Lebanese President Michel Aoun tripped and fell face down as Arab heads of state gathered at the start of their summit at the Dead Sea in Jordan on Wednesday, television footage showed.
Aoun, 82, appeared to trip on a low, red-carpeted podium where flags of Arab states had been arranged. Two men in suits rushed to help him to his feet as Egyptian President Abdel Fattah al-Sisi stood nearby.
Aoun became head of state last year in a political deal that saw Saad al-Hariri appointed prime minister, ending a 2-1/2 year vacuum in the presidency.
Aoun, Prime Minister Saad Hariri, and Foreign Minister Gebran Bassil are all attending the Arab League Summit in Jordan.
The Arab leaders poised to endorse key Palestinian positions in the conflict with Israel — a signal to President Donald Trump that a deal on Palestinian statehood must precede any Israeli-Arab normalization.
The Palestinian quest for independence also served as a showcase for Arab unity in a fractured region, where leaders find themselves on opposite sides of long-running conflicts, particularly Syria’s six-year-old civil war.
The 21 kings, presidents and top officials gathered on the Jordanian side of the Dead Sea, with a clear view of the Israeli-occupied West Bank on the opposite shore.
Syrian President Bashar Assad was absent; he hasn’t been invited since Syria’s suspension from the 22-member Arab League following his crackdown on a 2011 uprising that quickly turned into a brutal civil war.
The gathering came ahead of White House meetings in coming weeks between Trump and three Arab leaders — Jordan’s King Abdullah II, Egyptian President Abdel-Fattah el-Sissi and Palestinian President Mahmoud Abbas.
The Palestinians want to set up a state in the West Bank, Gaza Strip and east Jerusalem, lands Israel captured in the 1967 Mideast war.
On Wednesday, the leaders were expected to reaffirm a 2002 Arab peace plan that offers Israel normalization with dozens of Arab and Muslim countries if it cedes the war-won lands for the creation of a Palestinian state.
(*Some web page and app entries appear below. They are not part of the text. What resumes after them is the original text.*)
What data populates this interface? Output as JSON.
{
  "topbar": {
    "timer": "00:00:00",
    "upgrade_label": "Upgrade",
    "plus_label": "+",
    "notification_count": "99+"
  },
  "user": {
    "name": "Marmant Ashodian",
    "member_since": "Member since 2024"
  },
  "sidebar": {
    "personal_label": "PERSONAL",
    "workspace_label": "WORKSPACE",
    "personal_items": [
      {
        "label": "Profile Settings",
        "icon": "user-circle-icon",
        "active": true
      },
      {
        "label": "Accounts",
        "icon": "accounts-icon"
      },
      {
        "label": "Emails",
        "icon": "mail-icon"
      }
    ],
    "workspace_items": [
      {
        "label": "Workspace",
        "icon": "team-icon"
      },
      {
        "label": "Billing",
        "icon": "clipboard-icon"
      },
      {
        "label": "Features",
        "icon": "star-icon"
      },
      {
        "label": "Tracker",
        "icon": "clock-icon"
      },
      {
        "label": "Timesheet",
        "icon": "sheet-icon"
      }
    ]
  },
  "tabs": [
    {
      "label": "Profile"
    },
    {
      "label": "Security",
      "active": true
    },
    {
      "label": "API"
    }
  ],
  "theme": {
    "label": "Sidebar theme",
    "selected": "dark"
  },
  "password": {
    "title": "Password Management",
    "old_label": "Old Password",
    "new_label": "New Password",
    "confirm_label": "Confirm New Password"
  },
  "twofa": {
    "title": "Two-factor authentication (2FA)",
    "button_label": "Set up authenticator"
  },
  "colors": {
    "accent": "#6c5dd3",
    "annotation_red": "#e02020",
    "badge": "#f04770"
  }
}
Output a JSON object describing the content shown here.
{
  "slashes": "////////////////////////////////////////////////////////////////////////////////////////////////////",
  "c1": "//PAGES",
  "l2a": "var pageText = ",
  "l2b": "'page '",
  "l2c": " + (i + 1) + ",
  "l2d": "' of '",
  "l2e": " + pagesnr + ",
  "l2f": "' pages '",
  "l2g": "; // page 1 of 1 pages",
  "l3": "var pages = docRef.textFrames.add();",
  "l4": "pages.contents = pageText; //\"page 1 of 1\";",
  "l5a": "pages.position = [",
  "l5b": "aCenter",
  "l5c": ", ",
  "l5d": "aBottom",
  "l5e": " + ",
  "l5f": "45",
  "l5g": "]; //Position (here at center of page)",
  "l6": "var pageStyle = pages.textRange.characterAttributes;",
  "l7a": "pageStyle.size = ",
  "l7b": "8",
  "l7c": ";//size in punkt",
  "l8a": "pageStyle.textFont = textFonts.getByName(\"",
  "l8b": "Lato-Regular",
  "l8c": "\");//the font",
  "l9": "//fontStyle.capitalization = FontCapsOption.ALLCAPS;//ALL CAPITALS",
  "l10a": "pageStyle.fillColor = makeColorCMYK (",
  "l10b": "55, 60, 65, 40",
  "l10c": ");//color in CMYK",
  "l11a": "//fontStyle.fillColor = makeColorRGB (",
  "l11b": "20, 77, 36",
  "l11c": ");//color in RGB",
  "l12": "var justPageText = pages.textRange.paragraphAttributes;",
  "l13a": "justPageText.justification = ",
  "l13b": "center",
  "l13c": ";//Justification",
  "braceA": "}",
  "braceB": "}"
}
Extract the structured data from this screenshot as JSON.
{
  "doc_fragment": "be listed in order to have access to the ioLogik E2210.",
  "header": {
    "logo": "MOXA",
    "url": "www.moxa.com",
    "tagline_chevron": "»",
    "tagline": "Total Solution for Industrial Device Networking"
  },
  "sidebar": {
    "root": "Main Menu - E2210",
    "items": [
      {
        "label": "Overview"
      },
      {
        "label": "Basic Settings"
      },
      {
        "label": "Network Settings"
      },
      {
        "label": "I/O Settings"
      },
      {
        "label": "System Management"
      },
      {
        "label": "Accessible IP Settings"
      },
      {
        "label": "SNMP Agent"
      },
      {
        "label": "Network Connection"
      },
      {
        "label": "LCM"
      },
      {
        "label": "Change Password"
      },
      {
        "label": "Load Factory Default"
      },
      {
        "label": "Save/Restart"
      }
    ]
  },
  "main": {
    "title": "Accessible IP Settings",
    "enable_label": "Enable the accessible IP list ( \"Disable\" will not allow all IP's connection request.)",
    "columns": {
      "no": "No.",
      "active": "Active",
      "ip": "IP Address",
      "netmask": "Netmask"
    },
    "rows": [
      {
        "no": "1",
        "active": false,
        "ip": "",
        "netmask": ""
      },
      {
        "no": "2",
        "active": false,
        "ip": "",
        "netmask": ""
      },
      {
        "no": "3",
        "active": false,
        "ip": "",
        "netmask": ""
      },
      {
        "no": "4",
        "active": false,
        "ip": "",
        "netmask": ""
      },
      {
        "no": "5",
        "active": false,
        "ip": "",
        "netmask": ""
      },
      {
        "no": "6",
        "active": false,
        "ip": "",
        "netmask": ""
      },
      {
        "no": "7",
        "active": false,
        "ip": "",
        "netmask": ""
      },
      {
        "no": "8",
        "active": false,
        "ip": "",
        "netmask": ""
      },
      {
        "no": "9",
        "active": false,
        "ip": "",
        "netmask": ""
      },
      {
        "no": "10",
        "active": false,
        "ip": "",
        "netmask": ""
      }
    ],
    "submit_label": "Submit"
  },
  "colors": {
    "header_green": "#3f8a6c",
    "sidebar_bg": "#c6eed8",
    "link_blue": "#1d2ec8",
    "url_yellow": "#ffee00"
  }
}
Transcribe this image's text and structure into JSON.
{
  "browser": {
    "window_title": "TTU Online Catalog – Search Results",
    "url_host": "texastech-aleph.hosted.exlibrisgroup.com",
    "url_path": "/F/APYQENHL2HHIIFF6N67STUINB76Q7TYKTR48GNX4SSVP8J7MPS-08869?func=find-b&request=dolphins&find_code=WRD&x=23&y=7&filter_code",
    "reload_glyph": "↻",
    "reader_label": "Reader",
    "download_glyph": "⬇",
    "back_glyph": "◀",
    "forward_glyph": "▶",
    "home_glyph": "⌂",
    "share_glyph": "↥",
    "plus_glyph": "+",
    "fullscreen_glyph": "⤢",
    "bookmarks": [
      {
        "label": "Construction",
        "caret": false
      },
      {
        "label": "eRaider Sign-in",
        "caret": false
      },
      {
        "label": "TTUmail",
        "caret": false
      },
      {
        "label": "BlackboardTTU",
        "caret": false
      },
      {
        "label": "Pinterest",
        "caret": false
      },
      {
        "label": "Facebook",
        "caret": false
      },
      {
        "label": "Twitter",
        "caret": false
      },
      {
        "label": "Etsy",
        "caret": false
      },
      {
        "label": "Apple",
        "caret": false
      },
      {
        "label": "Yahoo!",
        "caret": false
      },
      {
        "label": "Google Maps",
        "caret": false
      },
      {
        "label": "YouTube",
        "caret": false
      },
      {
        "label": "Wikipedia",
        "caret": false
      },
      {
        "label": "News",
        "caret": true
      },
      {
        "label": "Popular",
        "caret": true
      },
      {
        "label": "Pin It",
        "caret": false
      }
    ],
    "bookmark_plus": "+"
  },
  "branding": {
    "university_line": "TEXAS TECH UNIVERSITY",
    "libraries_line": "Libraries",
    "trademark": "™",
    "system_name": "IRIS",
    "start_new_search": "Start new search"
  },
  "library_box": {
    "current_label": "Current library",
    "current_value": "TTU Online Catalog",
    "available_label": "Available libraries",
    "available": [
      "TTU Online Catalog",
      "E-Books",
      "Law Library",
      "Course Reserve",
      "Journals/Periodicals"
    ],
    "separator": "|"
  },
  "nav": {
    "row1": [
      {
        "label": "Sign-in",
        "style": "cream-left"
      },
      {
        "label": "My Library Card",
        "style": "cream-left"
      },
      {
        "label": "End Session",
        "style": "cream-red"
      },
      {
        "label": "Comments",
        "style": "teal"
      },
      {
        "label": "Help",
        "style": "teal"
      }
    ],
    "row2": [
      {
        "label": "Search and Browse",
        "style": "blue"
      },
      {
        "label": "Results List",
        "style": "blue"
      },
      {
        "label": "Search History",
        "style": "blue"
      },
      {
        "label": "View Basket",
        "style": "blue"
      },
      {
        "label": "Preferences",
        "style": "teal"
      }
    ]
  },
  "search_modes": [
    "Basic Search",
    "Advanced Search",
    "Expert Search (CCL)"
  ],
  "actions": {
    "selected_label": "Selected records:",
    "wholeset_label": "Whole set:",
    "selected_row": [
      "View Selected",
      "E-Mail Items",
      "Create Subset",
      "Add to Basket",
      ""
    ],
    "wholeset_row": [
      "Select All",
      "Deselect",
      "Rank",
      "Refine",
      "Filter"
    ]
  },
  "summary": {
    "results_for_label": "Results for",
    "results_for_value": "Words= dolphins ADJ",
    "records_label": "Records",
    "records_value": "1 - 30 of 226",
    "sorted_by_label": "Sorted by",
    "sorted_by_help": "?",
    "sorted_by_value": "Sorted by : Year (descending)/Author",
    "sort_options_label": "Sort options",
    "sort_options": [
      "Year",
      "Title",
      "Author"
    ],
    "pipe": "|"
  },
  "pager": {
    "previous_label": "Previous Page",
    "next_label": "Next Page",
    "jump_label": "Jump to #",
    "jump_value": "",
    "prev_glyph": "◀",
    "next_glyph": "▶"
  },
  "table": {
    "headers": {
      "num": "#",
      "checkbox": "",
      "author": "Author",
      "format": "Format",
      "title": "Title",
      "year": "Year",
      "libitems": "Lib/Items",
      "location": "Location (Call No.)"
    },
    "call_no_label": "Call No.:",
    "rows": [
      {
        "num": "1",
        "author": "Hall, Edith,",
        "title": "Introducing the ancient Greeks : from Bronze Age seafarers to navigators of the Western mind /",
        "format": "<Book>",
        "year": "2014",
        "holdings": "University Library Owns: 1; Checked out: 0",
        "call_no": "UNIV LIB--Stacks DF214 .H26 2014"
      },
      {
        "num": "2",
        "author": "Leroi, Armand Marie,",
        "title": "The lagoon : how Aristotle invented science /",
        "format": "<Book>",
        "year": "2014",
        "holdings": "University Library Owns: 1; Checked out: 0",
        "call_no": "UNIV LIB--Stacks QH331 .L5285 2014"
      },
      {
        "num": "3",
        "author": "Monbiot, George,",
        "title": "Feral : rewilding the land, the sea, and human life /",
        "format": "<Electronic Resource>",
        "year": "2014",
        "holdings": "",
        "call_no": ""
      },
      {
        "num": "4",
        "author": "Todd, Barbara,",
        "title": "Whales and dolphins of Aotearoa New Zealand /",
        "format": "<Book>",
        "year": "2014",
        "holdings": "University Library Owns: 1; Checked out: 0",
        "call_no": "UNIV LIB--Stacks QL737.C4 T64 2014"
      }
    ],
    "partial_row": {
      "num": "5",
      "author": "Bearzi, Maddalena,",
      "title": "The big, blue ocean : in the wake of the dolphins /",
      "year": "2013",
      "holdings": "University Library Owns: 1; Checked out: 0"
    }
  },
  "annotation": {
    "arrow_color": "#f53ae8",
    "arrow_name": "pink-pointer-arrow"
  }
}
Israeli Prime Minister Benjamin Netanyahu has not formally abandoned his stated support for the two-state solution, but has stopped mentioning it in his speeches since Trump was elected. Instead, he has made vague statements about seeking a region-wide agreement.
Netanyahu frequently boasts of strong behind-the-scenes alliances with unidentified Arab countries.
The Arab summit was to adopt a series of resolutions, several dealing with the Palestinian issue. The statements, subject to last-minute change, were previously endorsed by Arab foreign ministers.
The draft resolutions condemn Israeli policies, including settlement construction, that are “aimed at eliminating the two-state solution and replacing it with apartheid.”
They also warned against moving diplomatic missions to contested Jerusalem, whose eastern sector is sought by the Palestinians as a capital. Trump has said he would move the U.S. Embassy in Israel to Jerusalem, but relocation no longer appears imminent.
Jordan’s king told the summit’s opening session that there can be no peace or stability in the region without setting up a Palestinian state alongside Israel.